Are you planning to meet someone that has an unusual name which makes you wonder about their country of origin?
Do you want to stand out in the crowd when connecting with them?
Do you ask them the sensitive question "Where are you from in order to connect?"
If the answer to any of the above questions is yes, you want to read this post to the end!
I was at Starbucks a few days back and despite the cashier's effort to spell my name right; he had it all wrong. When my name was called, I almost didn’t want to pick up my Americano. As an energy leadership coach, I thought to myself; I can create an opportunity out of this unintentional mistake. Instead of getting angry at the employee, I smiled, picked up my coffee and said; “That’s me, I am a Moran!” And laughed. Seeing my sense of humor, few others joined, and the cashier apologized for his hastiness and lack of attention to write my name: M E H R A N!
As an immigrant of almost 2 decades, I'm accustomed to all different names I am given and the different ways my name is pronounced. Compared to the challenges I faced as an immigrant, my name, and its uniqueness is minisqual! I rarely spend my energy on correcting others to pronounce my name well. Over the years, there were only a handful of people who pronounced my name right and I know them by name!
There were periods I changed my name to Megan to avoid being different or my name being butchered. and that’s only my first name! Forget my last name…Sorourian (soh-roh-ree-ahn) My last name is so “difficult” that It became strange to me…
This phenomenon is not unique to me. Most of my friends either shorten their name to Mr.Y , Dr. D, Mo, Fey, or change it altogether to an American version such as Alex, Sam, Mary to blend easier and to avoid spelling their names every time they meet someone new. Despite this change in the new community, they will always be the same in a group of close friends and family. Our names are part of our character, culture, and background. It has a special meaning to us and by simplifying, shortening or mispronouncing, it loses its identity.
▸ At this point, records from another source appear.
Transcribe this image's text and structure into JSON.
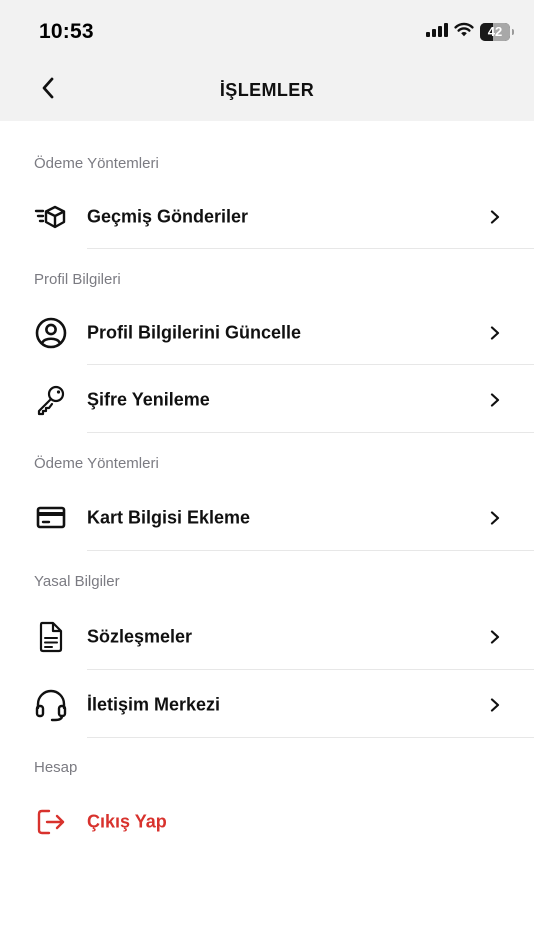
{
  "status_bar": {
    "time": "10:53",
    "battery": "42",
    "battery_level": 0.42
  },
  "nav": {
    "title": "İŞLEMLER",
    "back_icon": "chevron-left-icon"
  },
  "sections": [
    {
      "title": "Ödeme Yöntemleri",
      "items": [
        {
          "label": "Geçmiş Gönderiler",
          "icon": "fast-box-icon"
        }
      ]
    },
    {
      "title": "Profil Bilgileri",
      "items": [
        {
          "label": "Profil Bilgilerini Güncelle",
          "icon": "user-circle-icon"
        },
        {
          "label": "Şifre Yenileme",
          "icon": "key-icon"
        }
      ]
    },
    {
      "title": "Ödeme Yöntemleri",
      "items": [
        {
          "label": "Kart Bilgisi Ekleme",
          "icon": "credit-card-icon"
        }
      ]
    },
    {
      "title": "Yasal Bilgiler",
      "items": [
        {
          "label": "Sözleşmeler",
          "icon": "document-icon"
        },
        {
          "label": "İletişim Merkezi",
          "icon": "headset-icon"
        }
      ]
    },
    {
      "title": "Hesap",
      "items": [
        {
          "label": "Çıkış Yap",
          "icon": "logout-icon",
          "color": "#d8322d"
        }
      ]
    }
  ],
  "colors": {
    "header_bg": "#f2f2f2",
    "section_title": "#7b7b82",
    "danger": "#d8322d",
    "text": "#111111"
  }
}
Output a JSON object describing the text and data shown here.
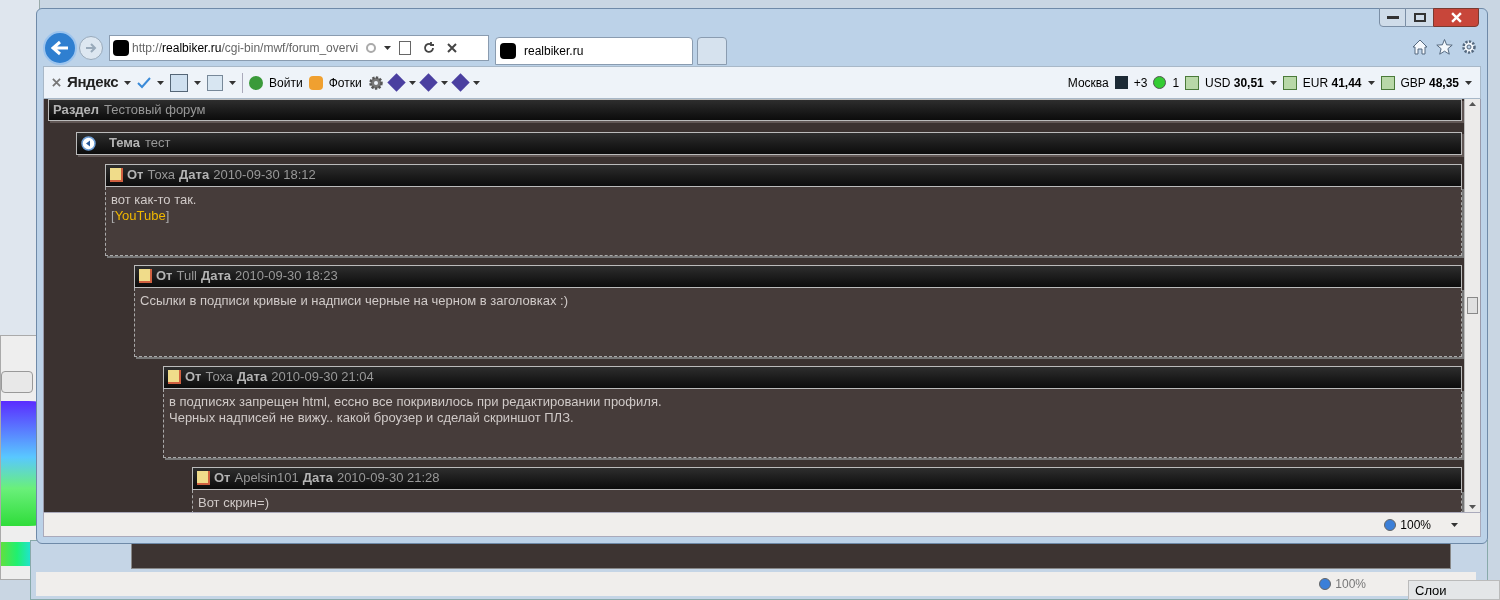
{
  "browser": {
    "address": {
      "scheme": "http://",
      "domain": "realbiker.ru",
      "path": "/cgi-bin/mwf/forum_overvi"
    },
    "tabs": [
      {
        "title": "realbiker.ru",
        "selected": true
      }
    ],
    "toolbar": {
      "yandex": "Яндекс",
      "login": "Войти",
      "photos": "Фотки"
    },
    "informer": {
      "city": "Москва",
      "temperature": "+3",
      "traffic": "1",
      "currencies": [
        {
          "code": "USD",
          "rate": "30,51"
        },
        {
          "code": "EUR",
          "rate": "41,44"
        },
        {
          "code": "GBP",
          "rate": "48,35"
        }
      ]
    },
    "zoom": "100%"
  },
  "forum": {
    "section": {
      "label": "Раздел",
      "value": "Тестовый форум"
    },
    "topic": {
      "label": "Тема",
      "value": "тест"
    },
    "posts": [
      {
        "from_label": "От",
        "author": "Тоха",
        "date_label": "Дата",
        "date": "2010-09-30 18:12",
        "body": [
          {
            "kind": "text",
            "text": "вот как-то так."
          },
          {
            "kind": "link",
            "open": "[",
            "text": "YouTube",
            "close": "]"
          }
        ],
        "children": [
          {
            "from_label": "От",
            "author": "Tull",
            "date_label": "Дата",
            "date": "2010-09-30 18:23",
            "body": [
              {
                "kind": "text",
                "text": "Ссылки в подписи кривые и надписи черные на черном в заголовках :)"
              }
            ],
            "children": [
              {
                "from_label": "От",
                "author": "Тоха",
                "date_label": "Дата",
                "date": "2010-09-30 21:04",
                "body": [
                  {
                    "kind": "text",
                    "text": "в подписях запрещен html, ессно все покривилось при редактировании профиля."
                  },
                  {
                    "kind": "text",
                    "text": "Черных надписей не вижу.. какой броузер и сделай скриншот ПЛЗ."
                  }
                ],
                "children": [
                  {
                    "from_label": "От",
                    "author": "Apelsin101",
                    "date_label": "Дата",
                    "date": "2010-09-30 21:28",
                    "body": [
                      {
                        "kind": "text",
                        "text": "Вот скрин=)"
                      }
                    ]
                  }
                ]
              }
            ]
          }
        ]
      }
    ]
  },
  "background_window": {
    "zoom": "100%",
    "panel_title": "Слои"
  }
}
Most of us love our names, regardless of how unique it is to other beings.
Can you imagine walking in a country that no one could pronounce your name? Now, what would happen if from the middle of the crowd someone called your name the exact way your mom did? How would you approach that person? If they asked for a favor or wanted to do business with you, how would you treat them? Would they be different from everyone else around you?
Mike was a coworker at my last job who called me MeH-rawn. Really pronouncing the h. The same way my family called me. As a result, every time he said my name, it pushed me back to my memories of home. I couldn’t stop smiling. He automatically got my full attention and he was very very special! I rarely rejected his request for help and enjoyed working close to him. All, for one thing, pronouncing my name well outside of the home!
To my point, a few months back, I was reading the iconic book “How to win friends and influence people” by Dale Carnegie. In one of the chapters, he talked about the importance of peoples names and its effects on their business. He believes that our names are one of the most important parts of our identity regardless of our position or status. And by taking the time to learn to pronounce it, you can advance your career and build stronger relationships.
“Remember that a person’s name is to that person the sweetest and most important sound in any language.” Dale Carnegie
As previously noted, people with difficult names are accustomed to hearing different pronunciations and might not bother to enforce the correct pronunciation. Its up to you to research beforehand. Ask someone from the same culture to pronounce it for you. Practice with them! If you don’t know someone from the same country, use social media, Facebook, or NameShout.com to find the pronunciation.
I would love to hear your experiences with others mispronouncing your name or tricks to learn pronunciations easily. Was this post helpful? If so, share it with someone who is looking to strengthen their connection.
Image used from: https://blog.myheritage.com/2015/09/names-how-do-you-say-that-2/ on july 13,2018